How to complete this task
Below is a listing. Gather each line of it that contains "символика".

--*--

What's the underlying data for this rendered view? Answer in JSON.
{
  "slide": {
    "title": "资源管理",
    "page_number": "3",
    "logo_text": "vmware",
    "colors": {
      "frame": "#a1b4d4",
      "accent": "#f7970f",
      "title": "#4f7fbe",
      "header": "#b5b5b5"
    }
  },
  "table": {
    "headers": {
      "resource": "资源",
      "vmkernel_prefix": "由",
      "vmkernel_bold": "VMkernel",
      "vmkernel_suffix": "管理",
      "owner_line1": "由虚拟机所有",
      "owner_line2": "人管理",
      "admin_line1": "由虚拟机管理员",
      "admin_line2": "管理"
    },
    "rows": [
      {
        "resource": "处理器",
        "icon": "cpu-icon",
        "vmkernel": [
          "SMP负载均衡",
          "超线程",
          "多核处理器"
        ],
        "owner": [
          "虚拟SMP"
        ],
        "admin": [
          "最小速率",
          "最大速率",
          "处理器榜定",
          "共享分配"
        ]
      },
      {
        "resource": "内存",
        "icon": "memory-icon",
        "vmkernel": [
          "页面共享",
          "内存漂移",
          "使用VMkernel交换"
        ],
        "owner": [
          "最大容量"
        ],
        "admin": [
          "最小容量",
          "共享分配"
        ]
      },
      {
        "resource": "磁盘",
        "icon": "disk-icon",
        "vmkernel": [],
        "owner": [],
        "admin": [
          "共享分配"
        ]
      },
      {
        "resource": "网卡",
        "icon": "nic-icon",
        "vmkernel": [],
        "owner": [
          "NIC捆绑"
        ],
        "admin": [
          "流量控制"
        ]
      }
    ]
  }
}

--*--

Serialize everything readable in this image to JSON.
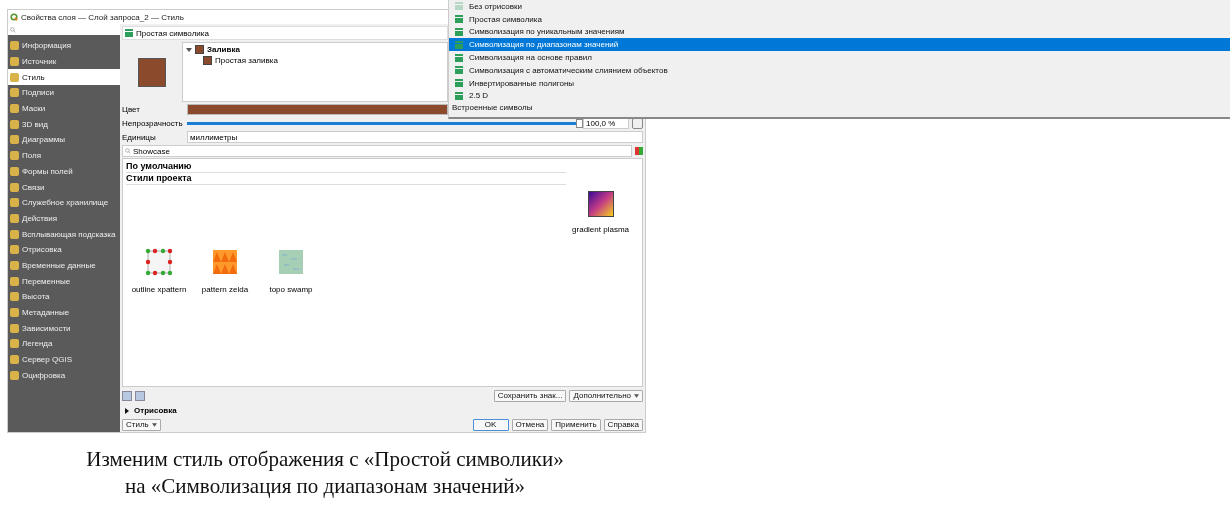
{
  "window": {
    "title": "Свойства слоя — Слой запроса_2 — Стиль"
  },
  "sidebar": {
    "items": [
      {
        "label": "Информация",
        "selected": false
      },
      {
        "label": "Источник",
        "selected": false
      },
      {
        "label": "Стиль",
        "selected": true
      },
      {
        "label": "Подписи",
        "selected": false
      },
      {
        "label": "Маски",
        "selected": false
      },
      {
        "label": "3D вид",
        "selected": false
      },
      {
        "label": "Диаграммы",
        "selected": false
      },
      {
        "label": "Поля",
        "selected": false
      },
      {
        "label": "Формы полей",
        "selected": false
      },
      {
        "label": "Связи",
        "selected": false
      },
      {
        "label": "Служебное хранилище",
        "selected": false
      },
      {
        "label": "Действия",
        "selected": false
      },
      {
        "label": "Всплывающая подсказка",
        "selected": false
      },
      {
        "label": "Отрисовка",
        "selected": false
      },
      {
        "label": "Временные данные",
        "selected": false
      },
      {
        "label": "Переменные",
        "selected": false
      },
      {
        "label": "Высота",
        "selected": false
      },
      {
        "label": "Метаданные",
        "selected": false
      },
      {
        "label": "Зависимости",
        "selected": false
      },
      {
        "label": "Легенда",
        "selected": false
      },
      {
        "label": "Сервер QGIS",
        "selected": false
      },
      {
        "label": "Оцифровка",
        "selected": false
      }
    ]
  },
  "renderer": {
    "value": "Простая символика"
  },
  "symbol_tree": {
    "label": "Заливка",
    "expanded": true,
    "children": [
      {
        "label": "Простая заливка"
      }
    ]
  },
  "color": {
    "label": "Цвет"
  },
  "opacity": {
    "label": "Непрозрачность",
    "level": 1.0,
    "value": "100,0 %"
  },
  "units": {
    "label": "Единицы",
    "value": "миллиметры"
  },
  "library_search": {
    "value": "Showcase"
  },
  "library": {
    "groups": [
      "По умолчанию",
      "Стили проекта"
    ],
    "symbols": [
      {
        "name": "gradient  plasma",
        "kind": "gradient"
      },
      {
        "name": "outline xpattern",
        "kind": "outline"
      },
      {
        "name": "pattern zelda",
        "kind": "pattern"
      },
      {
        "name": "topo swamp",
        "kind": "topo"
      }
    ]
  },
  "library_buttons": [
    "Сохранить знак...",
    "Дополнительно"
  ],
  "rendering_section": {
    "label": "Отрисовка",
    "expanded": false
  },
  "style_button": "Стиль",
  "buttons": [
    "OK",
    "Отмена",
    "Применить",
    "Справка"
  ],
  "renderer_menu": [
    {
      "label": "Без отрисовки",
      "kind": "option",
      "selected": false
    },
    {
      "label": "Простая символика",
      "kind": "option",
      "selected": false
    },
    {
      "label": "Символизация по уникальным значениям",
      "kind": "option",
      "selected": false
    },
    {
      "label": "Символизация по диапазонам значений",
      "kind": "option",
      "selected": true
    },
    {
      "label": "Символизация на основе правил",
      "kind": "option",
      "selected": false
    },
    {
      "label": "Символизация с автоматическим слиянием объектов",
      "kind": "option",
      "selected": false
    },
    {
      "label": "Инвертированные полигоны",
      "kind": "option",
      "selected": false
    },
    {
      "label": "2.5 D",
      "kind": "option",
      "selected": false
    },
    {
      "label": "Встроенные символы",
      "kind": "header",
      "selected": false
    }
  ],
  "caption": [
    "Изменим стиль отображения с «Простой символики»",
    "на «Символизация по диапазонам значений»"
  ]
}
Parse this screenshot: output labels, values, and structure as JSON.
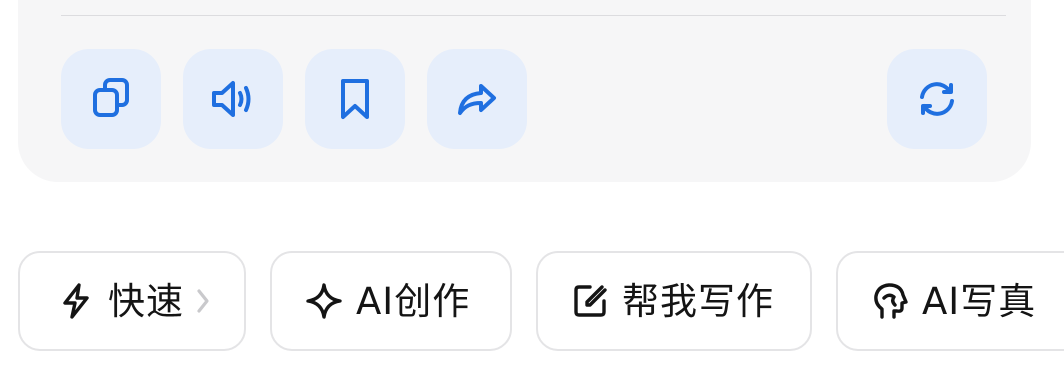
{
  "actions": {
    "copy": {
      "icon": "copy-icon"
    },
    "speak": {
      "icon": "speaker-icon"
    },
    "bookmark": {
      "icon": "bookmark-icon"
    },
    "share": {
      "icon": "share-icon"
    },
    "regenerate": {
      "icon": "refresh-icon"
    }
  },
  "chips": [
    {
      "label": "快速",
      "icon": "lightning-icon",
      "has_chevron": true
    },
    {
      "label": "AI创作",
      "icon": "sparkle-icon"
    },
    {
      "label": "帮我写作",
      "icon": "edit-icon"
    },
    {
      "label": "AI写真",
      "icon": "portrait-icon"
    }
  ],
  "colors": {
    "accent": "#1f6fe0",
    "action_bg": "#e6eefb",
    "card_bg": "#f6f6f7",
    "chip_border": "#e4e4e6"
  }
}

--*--

Task result
    "value": "Простая символика"
      "label": "Простая символика",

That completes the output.